But it's unlikely that his producer, Jesse Dayton, will go for any of the above. Dayton's Stag label (formerly known as Bullet) will be releasing Wood's album (tentatively titled Ash Wednesday) before year's end. Wood is leery about hogging the limelight. "The people who are doing my record want it to be called the Greg Wood Band, and I hate that," he says. "They want it to be a singer-songwriter kind of thing, which is fine, but as you can see, we are not a singer-songwriter kind of thing. We're a fun band."
He's right. But he's also wrong. This outfit, whatever it's called, is both a fun band and a singer-songwriter thing. It also happens to be fronted by a pretty fair comedian.

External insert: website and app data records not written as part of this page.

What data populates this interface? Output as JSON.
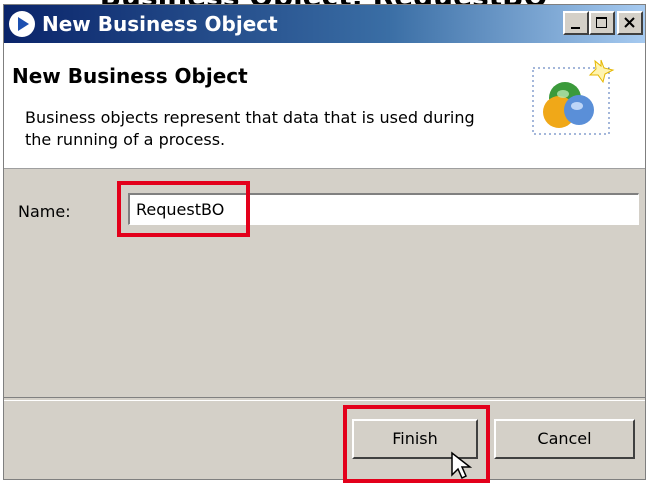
{
  "page_top_text": "Business Object: RequestBO",
  "window": {
    "title": "New Business Object",
    "caption_buttons": [
      "minimize-icon",
      "maximize-icon",
      "close-icon"
    ]
  },
  "banner": {
    "title": "New Business Object",
    "description": "Business objects represent that data that is used during the running of a process.",
    "image_icon": "business-object-wizard-icon"
  },
  "form": {
    "name_label": "Name:",
    "name_value": "RequestBO"
  },
  "buttons": {
    "finish": "Finish",
    "cancel": "Cancel"
  },
  "highlight_color": "#e3001b"
}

Speaking of anthrax, the September 11 attacks and their unsettling aftermath continue to affect the music industry. First to go was the Coup's incendiary cover of the rappers detonating the twin towers. Then, the Athens, Georgia-based electronica duo I Am the World Trade Center clipped their name to I Am The And now metalheads Anthrax are up against the wall. In a darkly hilarious press release posted on the band's Web site (www.anthrax.com), the band jokes that it will be soon changing its name to "something more friendly, like Basket Full of Puppies." Lead singer Scott Ian, who drafted the statement, adds that he chose the name in high school biology class, because it "sounded metal" and was more original to him than all the "-er" bands like "Ripper" and "Deceiver," and that until recently virtually nobody knew what it referred to. But for now, there are no real plans to change the name. Ian is hoping the anthrax outbreak will simply blow over, and as he put it, "we [can] all grow old and fat together." But meanwhile, Ian is not taking any chances. As he told The Washington Post, "People keep coming up to me and saying, 'Hey, wouldn't it be funny if you got anthrax.' I'm like, oh, that'd be hilarious." Ian has laid in a supply of Cipro just in case, and defiantly tells the world, "I will not die an ironic death." Meanwhile, Cipro manufacturer Bayer has contacted the band about buying a banner ad on the Anthrax Web site, but as of this writing the band had not sold the company the space The inaugural Hawg Stop Blues Festival will fill the dubious Channelview air with the sweet sounds of the blues October 26 through 28. The Friday and Sunday lineups consist of one act apiece: the Tony Vega Band and the Benny Brasket Band, respectively. But Saturday's card is packed. Plan B will kick-start the jams at 2 p.m., followed by Monica Marie and the Blues Cruisers, Rick Lee and the Night Owls, Jaded Lovers, Kenny & the Bluesmen and Jay Hooks. Where there is blues, there is usually barbecue and beer in abundance, and this festival will be no exception. The Hawg Stop Bar is on Sheldon Road north of I-10 Doug Supernaw, the troubled Houston honky-tonker, is back on the docket. Supernaw was arrested and acquitted twice in 1998 on alcohol-related charges, most infamously after a melee at the KILT booth outside the Houston Livestock Show & Rodeo. This time it's another old bugaboo, namely child support, that has drawn heat to Supernaw's door. The lantern-jawed singer, who was arrested in 1997 on child support delinquency charges and includes among his hits the chart- topping "I Don't Call Him Daddy," owes some $135,000 in back payments. His case took a decided turn for the worse after he lashed out at a Harris County judge. He was cited for contempt and sent to the pokey for ten days. Supernaw faces six months in jail for the child support charges.